━━━━━ RECORD EXCERPTS ━━━━━

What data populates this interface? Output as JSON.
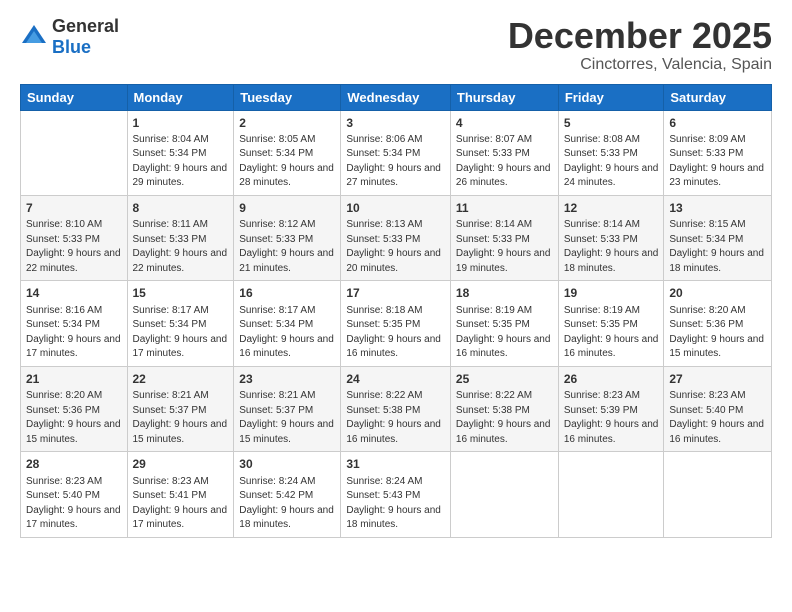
{
  "logo": {
    "general": "General",
    "blue": "Blue"
  },
  "header": {
    "month": "December 2025",
    "location": "Cinctorres, Valencia, Spain"
  },
  "weekdays": [
    "Sunday",
    "Monday",
    "Tuesday",
    "Wednesday",
    "Thursday",
    "Friday",
    "Saturday"
  ],
  "weeks": [
    [
      {
        "day": "",
        "sunrise": "",
        "sunset": "",
        "daylight": ""
      },
      {
        "day": "1",
        "sunrise": "Sunrise: 8:04 AM",
        "sunset": "Sunset: 5:34 PM",
        "daylight": "Daylight: 9 hours and 29 minutes."
      },
      {
        "day": "2",
        "sunrise": "Sunrise: 8:05 AM",
        "sunset": "Sunset: 5:34 PM",
        "daylight": "Daylight: 9 hours and 28 minutes."
      },
      {
        "day": "3",
        "sunrise": "Sunrise: 8:06 AM",
        "sunset": "Sunset: 5:34 PM",
        "daylight": "Daylight: 9 hours and 27 minutes."
      },
      {
        "day": "4",
        "sunrise": "Sunrise: 8:07 AM",
        "sunset": "Sunset: 5:33 PM",
        "daylight": "Daylight: 9 hours and 26 minutes."
      },
      {
        "day": "5",
        "sunrise": "Sunrise: 8:08 AM",
        "sunset": "Sunset: 5:33 PM",
        "daylight": "Daylight: 9 hours and 24 minutes."
      },
      {
        "day": "6",
        "sunrise": "Sunrise: 8:09 AM",
        "sunset": "Sunset: 5:33 PM",
        "daylight": "Daylight: 9 hours and 23 minutes."
      }
    ],
    [
      {
        "day": "7",
        "sunrise": "Sunrise: 8:10 AM",
        "sunset": "Sunset: 5:33 PM",
        "daylight": "Daylight: 9 hours and 22 minutes."
      },
      {
        "day": "8",
        "sunrise": "Sunrise: 8:11 AM",
        "sunset": "Sunset: 5:33 PM",
        "daylight": "Daylight: 9 hours and 22 minutes."
      },
      {
        "day": "9",
        "sunrise": "Sunrise: 8:12 AM",
        "sunset": "Sunset: 5:33 PM",
        "daylight": "Daylight: 9 hours and 21 minutes."
      },
      {
        "day": "10",
        "sunrise": "Sunrise: 8:13 AM",
        "sunset": "Sunset: 5:33 PM",
        "daylight": "Daylight: 9 hours and 20 minutes."
      },
      {
        "day": "11",
        "sunrise": "Sunrise: 8:14 AM",
        "sunset": "Sunset: 5:33 PM",
        "daylight": "Daylight: 9 hours and 19 minutes."
      },
      {
        "day": "12",
        "sunrise": "Sunrise: 8:14 AM",
        "sunset": "Sunset: 5:33 PM",
        "daylight": "Daylight: 9 hours and 18 minutes."
      },
      {
        "day": "13",
        "sunrise": "Sunrise: 8:15 AM",
        "sunset": "Sunset: 5:34 PM",
        "daylight": "Daylight: 9 hours and 18 minutes."
      }
    ],
    [
      {
        "day": "14",
        "sunrise": "Sunrise: 8:16 AM",
        "sunset": "Sunset: 5:34 PM",
        "daylight": "Daylight: 9 hours and 17 minutes."
      },
      {
        "day": "15",
        "sunrise": "Sunrise: 8:17 AM",
        "sunset": "Sunset: 5:34 PM",
        "daylight": "Daylight: 9 hours and 17 minutes."
      },
      {
        "day": "16",
        "sunrise": "Sunrise: 8:17 AM",
        "sunset": "Sunset: 5:34 PM",
        "daylight": "Daylight: 9 hours and 16 minutes."
      },
      {
        "day": "17",
        "sunrise": "Sunrise: 8:18 AM",
        "sunset": "Sunset: 5:35 PM",
        "daylight": "Daylight: 9 hours and 16 minutes."
      },
      {
        "day": "18",
        "sunrise": "Sunrise: 8:19 AM",
        "sunset": "Sunset: 5:35 PM",
        "daylight": "Daylight: 9 hours and 16 minutes."
      },
      {
        "day": "19",
        "sunrise": "Sunrise: 8:19 AM",
        "sunset": "Sunset: 5:35 PM",
        "daylight": "Daylight: 9 hours and 16 minutes."
      },
      {
        "day": "20",
        "sunrise": "Sunrise: 8:20 AM",
        "sunset": "Sunset: 5:36 PM",
        "daylight": "Daylight: 9 hours and 15 minutes."
      }
    ],
    [
      {
        "day": "21",
        "sunrise": "Sunrise: 8:20 AM",
        "sunset": "Sunset: 5:36 PM",
        "daylight": "Daylight: 9 hours and 15 minutes."
      },
      {
        "day": "22",
        "sunrise": "Sunrise: 8:21 AM",
        "sunset": "Sunset: 5:37 PM",
        "daylight": "Daylight: 9 hours and 15 minutes."
      },
      {
        "day": "23",
        "sunrise": "Sunrise: 8:21 AM",
        "sunset": "Sunset: 5:37 PM",
        "daylight": "Daylight: 9 hours and 15 minutes."
      },
      {
        "day": "24",
        "sunrise": "Sunrise: 8:22 AM",
        "sunset": "Sunset: 5:38 PM",
        "daylight": "Daylight: 9 hours and 16 minutes."
      },
      {
        "day": "25",
        "sunrise": "Sunrise: 8:22 AM",
        "sunset": "Sunset: 5:38 PM",
        "daylight": "Daylight: 9 hours and 16 minutes."
      },
      {
        "day": "26",
        "sunrise": "Sunrise: 8:23 AM",
        "sunset": "Sunset: 5:39 PM",
        "daylight": "Daylight: 9 hours and 16 minutes."
      },
      {
        "day": "27",
        "sunrise": "Sunrise: 8:23 AM",
        "sunset": "Sunset: 5:40 PM",
        "daylight": "Daylight: 9 hours and 16 minutes."
      }
    ],
    [
      {
        "day": "28",
        "sunrise": "Sunrise: 8:23 AM",
        "sunset": "Sunset: 5:40 PM",
        "daylight": "Daylight: 9 hours and 17 minutes."
      },
      {
        "day": "29",
        "sunrise": "Sunrise: 8:23 AM",
        "sunset": "Sunset: 5:41 PM",
        "daylight": "Daylight: 9 hours and 17 minutes."
      },
      {
        "day": "30",
        "sunrise": "Sunrise: 8:24 AM",
        "sunset": "Sunset: 5:42 PM",
        "daylight": "Daylight: 9 hours and 18 minutes."
      },
      {
        "day": "31",
        "sunrise": "Sunrise: 8:24 AM",
        "sunset": "Sunset: 5:43 PM",
        "daylight": "Daylight: 9 hours and 18 minutes."
      },
      {
        "day": "",
        "sunrise": "",
        "sunset": "",
        "daylight": ""
      },
      {
        "day": "",
        "sunrise": "",
        "sunset": "",
        "daylight": ""
      },
      {
        "day": "",
        "sunrise": "",
        "sunset": "",
        "daylight": ""
      }
    ]
  ]
}
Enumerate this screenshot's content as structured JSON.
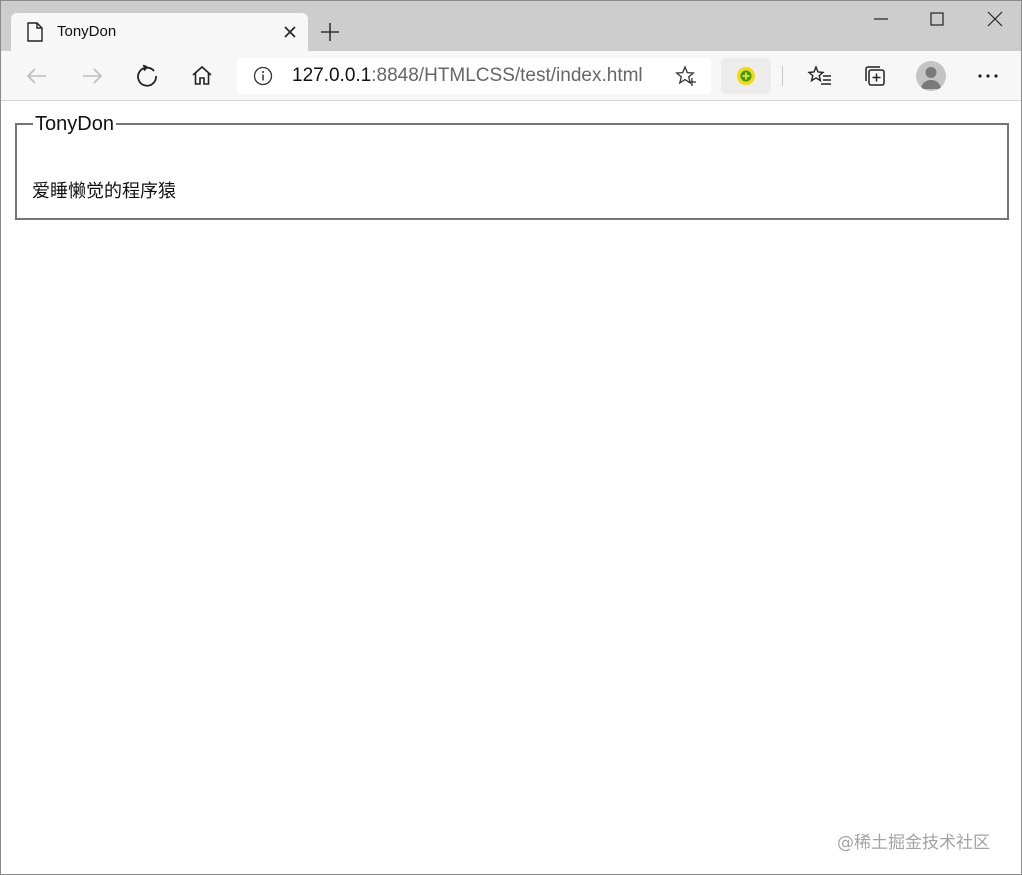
{
  "browser": {
    "tab": {
      "title": "TonyDon",
      "icon": "page-icon"
    },
    "toolbar": {
      "back": "back-arrow-icon",
      "forward": "forward-arrow-icon",
      "refresh": "refresh-icon",
      "home": "home-icon",
      "address": {
        "host": "127.0.0.1",
        "rest": ":8848/HTMLCSS/test/index.html"
      },
      "extension_color": "#f5d90a",
      "favorites": "favorites-list-icon",
      "collections": "collections-icon",
      "more": "more-icon"
    }
  },
  "page": {
    "fieldset": {
      "legend": "TonyDon",
      "text": "爱睡懒觉的程序猿"
    },
    "watermark": "@稀土掘金技术社区"
  }
}
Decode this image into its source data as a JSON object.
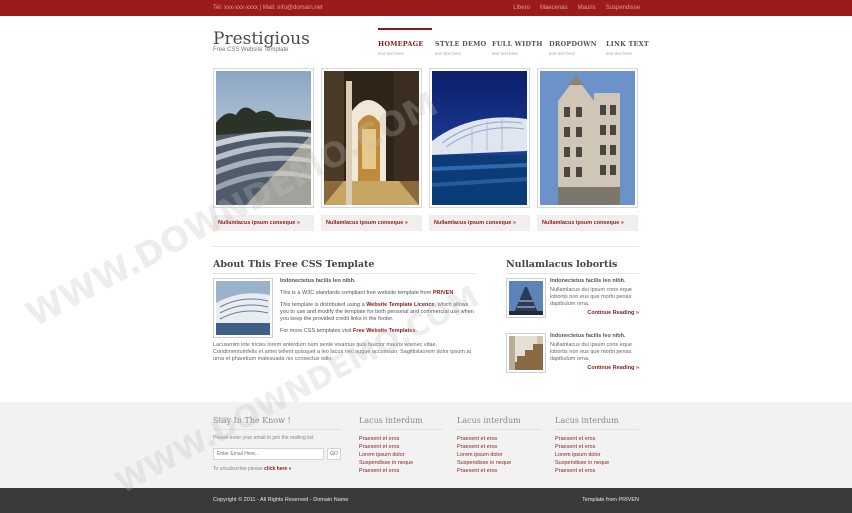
{
  "topbar": {
    "contact": "Tel: xxx-xxx-xxxx | Mail: info@domain.net",
    "links": [
      "Libero",
      "Maecenas",
      "Mauris",
      "Suspendisse"
    ]
  },
  "header": {
    "title": "Prestigious",
    "subtitle": "Free CSS Website Template"
  },
  "nav": [
    {
      "label": "HOMEPAGE",
      "sub": "text text here",
      "active": true
    },
    {
      "label": "STYLE DEMO",
      "sub": "text text here",
      "active": false
    },
    {
      "label": "FULL WIDTH",
      "sub": "text text here",
      "active": false
    },
    {
      "label": "DROPDOWN",
      "sub": "text text here",
      "active": false
    },
    {
      "label": "LINK TEXT",
      "sub": "text text here",
      "active": false
    }
  ],
  "gallery": {
    "captions": [
      "Nullamlacus ipsum conseque »",
      "Nullamlacus ipsum conseque »",
      "Nullamlacus ipsum conseque »",
      "Nullamlacus ipsum conseque »"
    ]
  },
  "about": {
    "heading": "About This Free CSS Template",
    "lead": "Indonectetus facilis leo nibh.",
    "p1_a": "This is a W3C standards compliant free website template from ",
    "p1_link": "PRIVEN",
    "p1_b": ".",
    "p2_a": "This template is distributed using a ",
    "p2_link": "Website Template Licence",
    "p2_b": ", which allows you to use and modify the template for both personal and commercial use when you keep the provided credit links in the footer.",
    "p3_a": "For more CSS templates visit ",
    "p3_link": "Free Website Templates",
    "p3_b": ".",
    "more": "Lacusenim inte tricies lorem anterdum nam sente vivamus quis fauctor mauris wisinec vitae. Condimentumfelis et amet tellent quisquet a leo lacus nec augue accumsan. Sagittislaorem dolor ipsum at urna et pharetium malesuada nis consectus odio."
  },
  "sidebar": {
    "heading": "Nullamlacus lobortis",
    "items": [
      {
        "title": "Indonectetus facilis leo nibh.",
        "body": "Nullamlacus dui ipsum cons eque lobortis non eus que morbi penas dapibulum orna.",
        "more": "Continue Reading »"
      },
      {
        "title": "Indonectetus facilis leo nibh.",
        "body": "Nullamlacus dui ipsum cons eque lobortis non eus que morbi penas dapibulum orna.",
        "more": "Continue Reading »"
      }
    ]
  },
  "footer": {
    "stay": {
      "heading": "Stay In The Know !",
      "note": "Please enter your email to join the mailing list",
      "email_placeholder": "Enter Email Here...",
      "go": "GO",
      "unsub_text": "To unsubscribe please ",
      "unsub_link": "click here »"
    },
    "columns": [
      {
        "heading": "Lacus interdum",
        "links": [
          "Praesent et eros",
          "Praesent et eros",
          "Lorem ipsum dolor",
          "Suspendisse in neque",
          "Praesent et eros"
        ]
      },
      {
        "heading": "Lacus interdum",
        "links": [
          "Praesent et eros",
          "Praesent et eros",
          "Lorem ipsum dolor",
          "Suspendisse in neque",
          "Praesent et eros"
        ]
      },
      {
        "heading": "Lacus interdum",
        "links": [
          "Praesent et eros",
          "Praesent et eros",
          "Lorem ipsum dolor",
          "Suspendisse in neque",
          "Praesent et eros"
        ]
      }
    ]
  },
  "bottom": {
    "copyright": "Copyright © 2011 - All Rights Reserved - Domain Name",
    "credit": "Template from PRIVEN"
  },
  "watermark": "WWW.DOWNDEMO.COM",
  "colors": {
    "accent": "#8b1a1a",
    "topbar": "#9b1a1a",
    "footer_bg": "#f2f2f2",
    "bottom_bg": "#3a3a3a"
  }
}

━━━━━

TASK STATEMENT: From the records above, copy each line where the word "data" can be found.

REPLY:
What data populates this interface? Output as JSON.
Decode this image into its source data as a JSON object.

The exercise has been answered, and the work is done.